While Senate Democrats boycotted votes for some of President Trump’s other cabinet picks, his nominees to lead the Department of Energy (DOE) and Interior (DOI) sailed through the Senate Committee on Energy and Natural Resources on Tuesday with bipartisan support.

The panel voted 16-6 in favor of Rep. Ryan Zinke’s (R-MT) nomination to lead the DOI, and 16-7 in favor of former Texas Gov. Rick Perry’s nomination to head the DOE. Both nominations will now move to the Senate floor for a final vote.

“I look forward to partnering with Congressman Zinke and Gov. Perry, who will lead departments that contribute significantly to our nation’s economic prosperity and national security,” Sen. Lisa Murkowski (R-AK), the committee’s chairman, said in a statement. “Given the bipartisan support that both nominees received today, I am hopeful that their nominations will be taken up and confirmed quickly by the full Senate.”

Murkowski said she hoped for a “speedy” confirmation of both nominees on the Senate floor.

Sen. Maria Cantwell (D-WA), the committee’s ranking member, said she had serious concerns not only with the nominees, but with the actions taken by the Trump administration during its first days in office. Among her concerns was an executive order that removed the DOE secretary from the list of regular members on the National Security Council.

“I would say with everything that’s happening on cyber, and the threats that this nation is facing to our electricity grid on cybersecurity, now is not the time to remove somebody from that post,” Cantwell said.

Cantwell also took issue with an executive order barring citizens of seven Muslim-majority countries from entering the United States.
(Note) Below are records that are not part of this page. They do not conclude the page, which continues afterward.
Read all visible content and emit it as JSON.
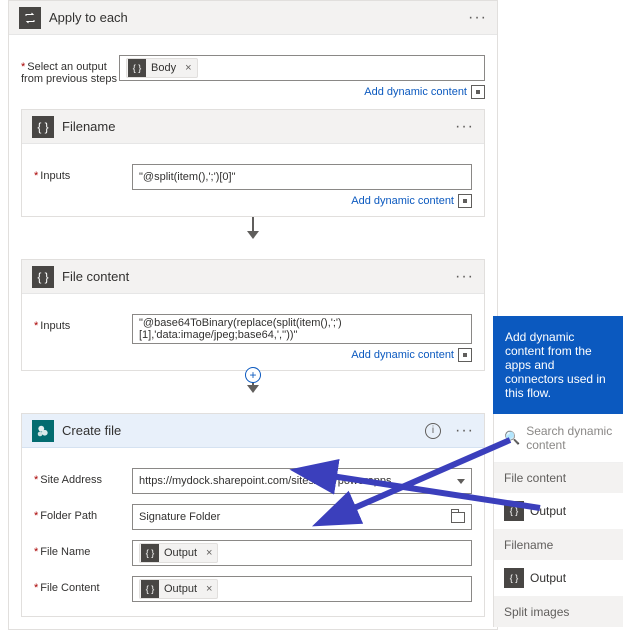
{
  "outer": {
    "title": "Apply to each",
    "selectOutputLabel": "Select an output from previous steps",
    "bodyToken": "Body",
    "addDynamic": "Add dynamic content"
  },
  "filename": {
    "title": "Filename",
    "inputsLabel": "Inputs",
    "value": "\"@split(item(),';')[0]\"",
    "addDynamic": "Add dynamic content"
  },
  "filecontent": {
    "title": "File content",
    "inputsLabel": "Inputs",
    "value": "\"@base64ToBinary(replace(split(item(),';')[1],'data:image/jpeg;base64,',''))\"",
    "addDynamic": "Add dynamic content"
  },
  "createfile": {
    "title": "Create file",
    "siteAddressLabel": "Site Address",
    "siteAddressValue": "https://mydock.sharepoint.com/sites/dev/powerapps",
    "folderPathLabel": "Folder Path",
    "folderPathValue": "Signature Folder",
    "fileNameLabel": "File Name",
    "fileNameToken": "Output",
    "fileContentLabel": "File Content",
    "fileContentToken": "Output"
  },
  "panel": {
    "headerText": "Add dynamic content from the apps and connectors used in this flow.",
    "searchPlaceholder": "Search dynamic content",
    "sectionFileContent": "File content",
    "sectionFilename": "Filename",
    "sectionSplit": "Split images",
    "outputLabel": "Output"
  }
}
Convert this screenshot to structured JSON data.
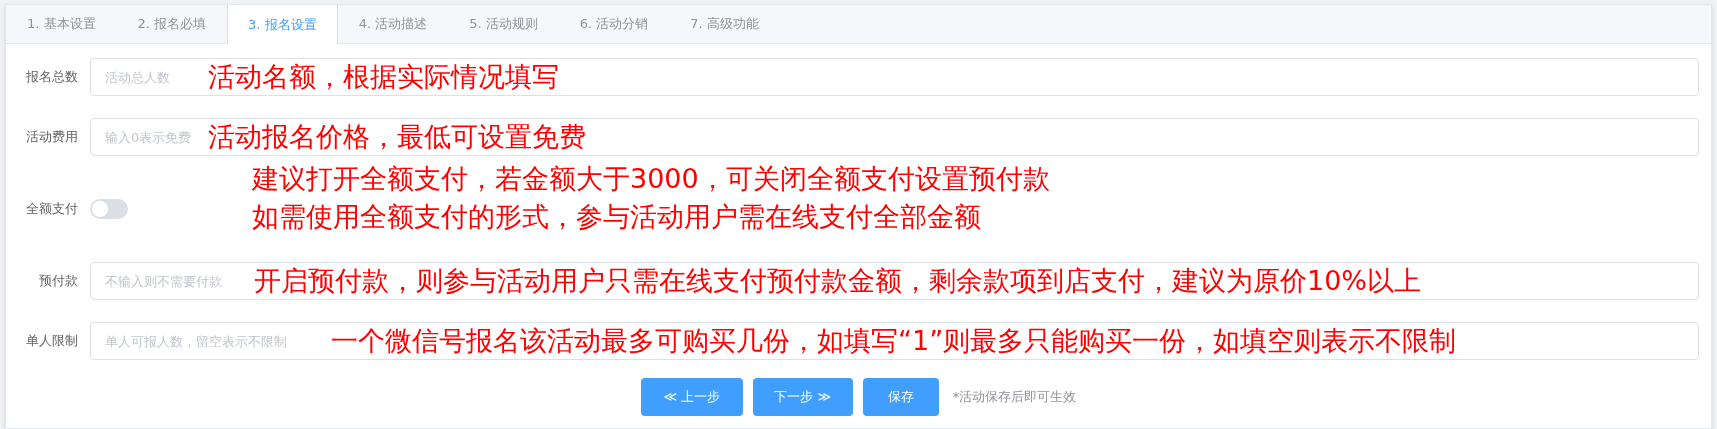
{
  "tabs": [
    {
      "label": "1. 基本设置",
      "selected": false
    },
    {
      "label": "2. 报名必填",
      "selected": false
    },
    {
      "label": "3. 报名设置",
      "selected": true
    },
    {
      "label": "4. 活动描述",
      "selected": false
    },
    {
      "label": "5. 活动规则",
      "selected": false
    },
    {
      "label": "6. 活动分销",
      "selected": false
    },
    {
      "label": "7. 高级功能",
      "selected": false
    }
  ],
  "form": [
    {
      "kind": "input",
      "label": "报名总数",
      "placeholder": "活动总人数",
      "notes": [
        "活动名额，根据实际情况填写"
      ]
    },
    {
      "kind": "input",
      "label": "活动费用",
      "placeholder": "输入0表示免费",
      "notes": [
        "活动报名价格，最低可设置免费"
      ]
    },
    {
      "kind": "toggle",
      "label": "全额支付",
      "on": false,
      "notes": [
        "建议打开全额支付，若金额大于3000，可关闭全额支付设置预付款",
        "如需使用全额支付的形式，参与活动用户需在线支付全部金额"
      ]
    },
    {
      "kind": "input",
      "label": "预付款",
      "placeholder": "不输入则不需要付款",
      "notes": [
        "开启预付款，则参与活动用户只需在线支付预付款金额，剩余款项到店支付，建议为原价10%以上"
      ]
    },
    {
      "kind": "input",
      "label": "单人限制",
      "placeholder": "单人可报人数，留空表示不限制",
      "notes": [
        "一个微信号报名该活动最多可购买几份，如填写“1”则最多只能购买一份，如填空则表示不限制"
      ]
    }
  ],
  "buttons": [
    {
      "kind": "prev",
      "label": "≪ 上一步"
    },
    {
      "kind": "next",
      "label": "下一步 ≫"
    },
    {
      "kind": "save",
      "label": "保存"
    }
  ],
  "hint": "*活动保存后即可生效"
}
“Many of our national laboratories are supported in key scientific missions with postdoctoral fellows and scientists that come to us from all over the world,” Cantwell said. “Have we forgotten that Albert Einstein was an immigrant who fled Europe? Or that Enrico Fermi’s wife was Jewish, and he and his family came to the United States after the Nobel Prize ceremony in 1938?”

She later added, “I hope that, as we move forward, my colleagues will work very hard to speak out against the policies of this administration that are coming into conflict with science.”
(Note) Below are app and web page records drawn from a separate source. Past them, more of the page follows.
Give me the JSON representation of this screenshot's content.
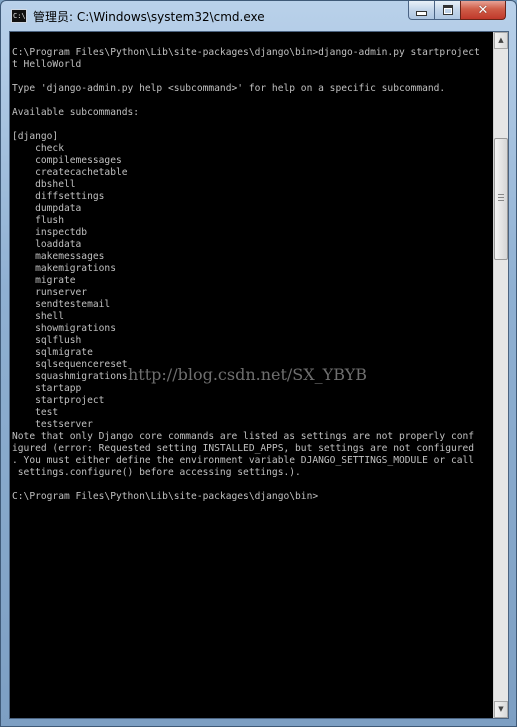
{
  "window": {
    "title": "管理员: C:\\Windows\\system32\\cmd.exe",
    "icon_label": "C:\\"
  },
  "controls": {
    "minimize": "minimize-icon",
    "maximize": "maximize-icon",
    "close": "close-icon"
  },
  "console": {
    "lines": [
      "C:\\Program Files\\Python\\Lib\\site-packages\\django\\bin>django-admin.py startproject",
      "t HelloWorld",
      "",
      "Type 'django-admin.py help <subcommand>' for help on a specific subcommand.",
      "",
      "Available subcommands:",
      "",
      "[django]",
      "    check",
      "    compilemessages",
      "    createcachetable",
      "    dbshell",
      "    diffsettings",
      "    dumpdata",
      "    flush",
      "    inspectdb",
      "    loaddata",
      "    makemessages",
      "    makemigrations",
      "    migrate",
      "    runserver",
      "    sendtestemail",
      "    shell",
      "    showmigrations",
      "    sqlflush",
      "    sqlmigrate",
      "    sqlsequencereset",
      "    squashmigrations",
      "    startapp",
      "    startproject",
      "    test",
      "    testserver",
      "Note that only Django core commands are listed as settings are not properly conf",
      "igured (error: Requested setting INSTALLED_APPS, but settings are not configured",
      ". You must either define the environment variable DJANGO_SETTINGS_MODULE or call",
      " settings.configure() before accessing settings.).",
      "",
      "C:\\Program Files\\Python\\Lib\\site-packages\\django\\bin>"
    ],
    "watermark": "http://blog.csdn.net/SX_YBYB"
  },
  "colors": {
    "console_bg": "#000000",
    "console_fg": "#c0c0c0",
    "close_button": "#c0392b"
  }
}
Turning to Perry’s nomination, Cantwell said he had been given “many opportunities to clarify, for the record, the lack of enthusiasm to refute what the Trump administration was pursuing” over its plans to scuttle the DOE’s Office of Energy Efficiency and Renewable Energy, the Office of Electricity Delivery and Energy Reliability, and the Office of Fossil Energy.
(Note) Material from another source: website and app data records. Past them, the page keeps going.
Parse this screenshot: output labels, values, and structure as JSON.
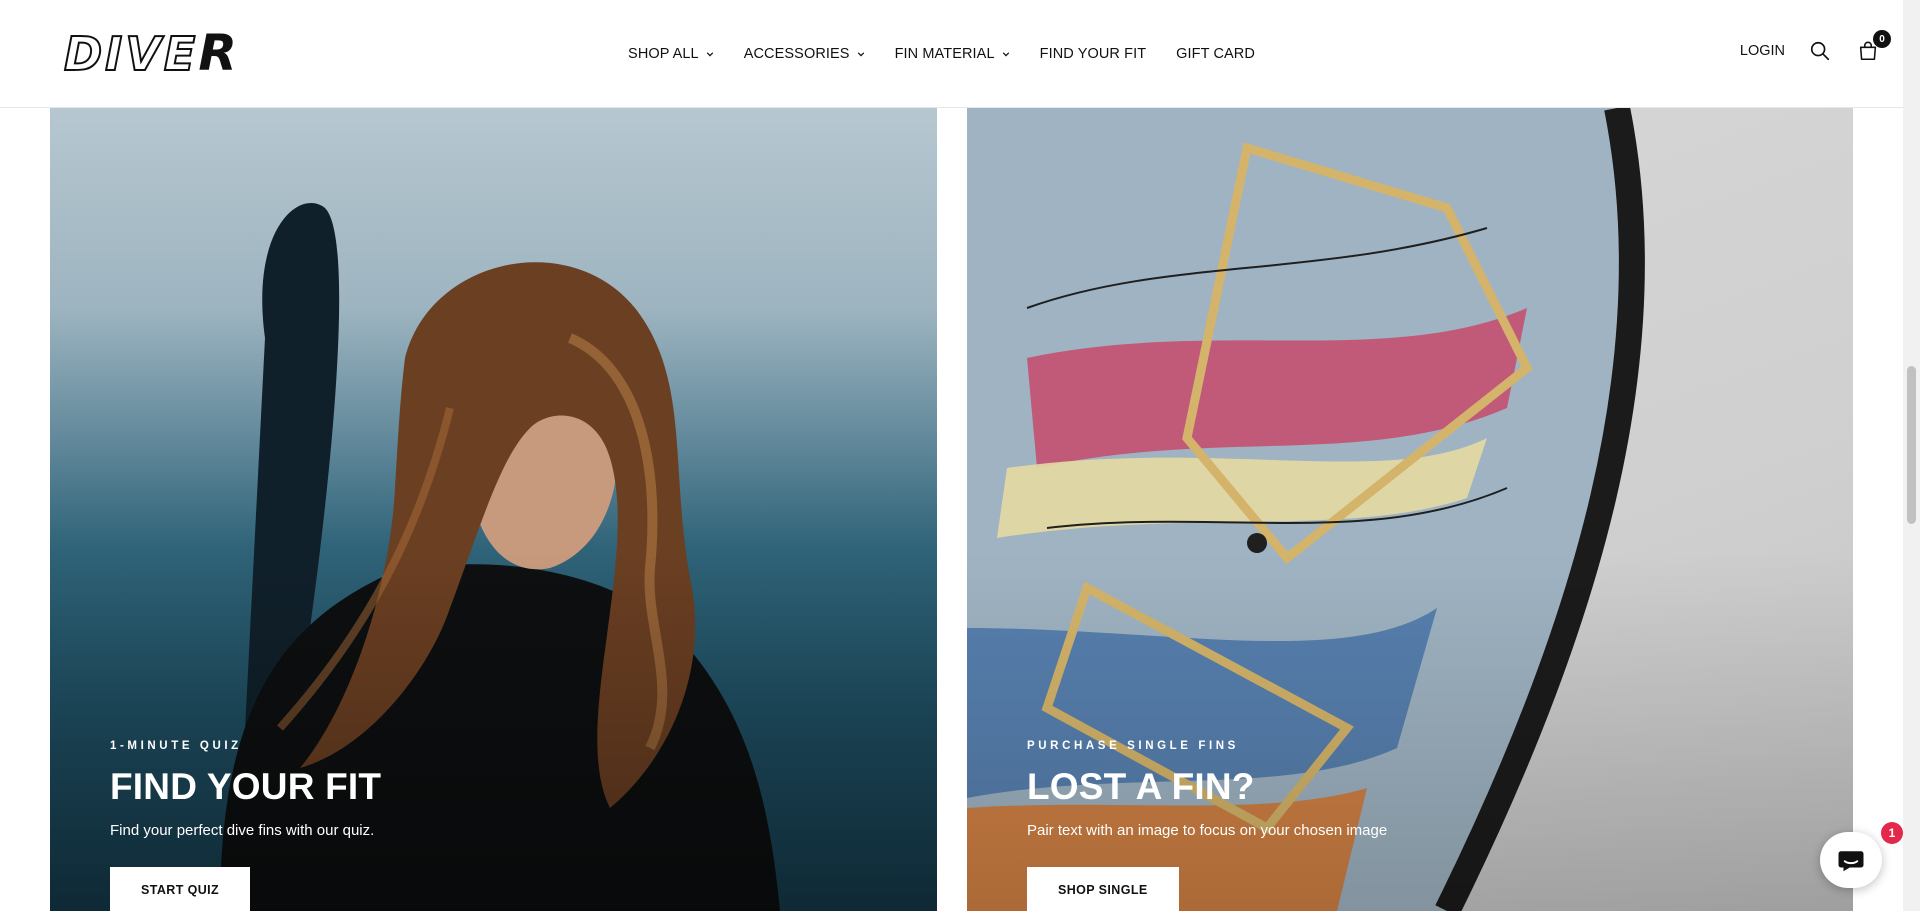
{
  "brand": {
    "logo_text": "DIVE",
    "logo_accent": "R"
  },
  "nav": {
    "items": [
      {
        "label": "SHOP ALL",
        "has_dropdown": true
      },
      {
        "label": "ACCESSORIES",
        "has_dropdown": true
      },
      {
        "label": "FIN MATERIAL",
        "has_dropdown": true
      },
      {
        "label": "FIND YOUR FIT",
        "has_dropdown": false
      },
      {
        "label": "GIFT CARD",
        "has_dropdown": false
      }
    ]
  },
  "header_actions": {
    "login_label": "LOGIN",
    "search_icon": "search-icon",
    "cart_icon": "cart-icon",
    "cart_count": "0"
  },
  "panels": [
    {
      "eyebrow": "1-MINUTE QUIZ",
      "title": "FIND YOUR FIT",
      "description": "Find your perfect dive fins with our quiz.",
      "cta_label": "START QUIZ"
    },
    {
      "eyebrow": "PURCHASE SINGLE FINS",
      "title": "LOST A FIN?",
      "description": "Pair text with an image to focus on your chosen image",
      "cta_label": "SHOP SINGLE"
    }
  ],
  "chat": {
    "icon": "chat-icon",
    "badge_count": "1",
    "badge_color": "#e3284b"
  },
  "colors": {
    "text": "#111111",
    "badge": "#e3284b"
  }
}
“This is especially important since President Trump had said, prior to being sworn in, ‘my cabinet officials speak for themselves — they’re free to say whatever what they want,'” Cantwell said. “So I see no reason why he could not have spoken in more urgent terms on something that has been supported by both Democrat and Republican administrations that is key to the job structure of our future and supported enthusiastically.”

She later told Zinke, who attended the meeting, “I know you want to be a Teddy Roosevelt kind of [DOI secretary], but right now you’re working with an administration who, in their own infrastructure bill, says that they are going to pay for it by oil and gas infrastructure by oil and gas on federal lands — all over federal lands. I don’t know where that stops.”

Although all 12 Republicans on the committee voted for both nominees, the picture was muddled on the Democratic side.

Two Democrats, Sens. Joe Manchin (D-WV) and Catherine Cortez Masto (D-NV), voted for both men, as did Sen. Angus King (I-ME), who caucuses with the Democrats. Cantwell and Sens. Tammy Duckworth (D-IL), Al Franken (D-MN) and Mazie Hirono (D-HI) voted against the nominees, as did Sen. Bernie Sanders (I-VT), who also caucuses with the Democrats.

Sen. Martin Heinrich (D-NM) voted for Zinke but against Perry, while Sen. Debbie Stabenow (D-MI) voted for Perry but was against Zinke. Sen. Ron Wyden (D-OR) did not cast a vote on Zinke and opposed Perry.

According to reports, Democratic lawmakers on the Senate Finance Committee boycotted votes to advance the nominations of Rep. Tom Price (R-GA) to head the Department of Health and Human Services, and Steve Mnuchin to lead the Department of the Treasury.

“I think it’s fair to say that things on the Hill right now, certainly things in the Senate as we are trying to deal with these confirmations, have been testy,” Murkowski said. She thanked Cantwell “for working with me to make sure that we could have a committee meeting that was smooth and expeditious, [and] without fireworks…

“It’s just another chapter moving forward in some interesting times that will challenge us both.”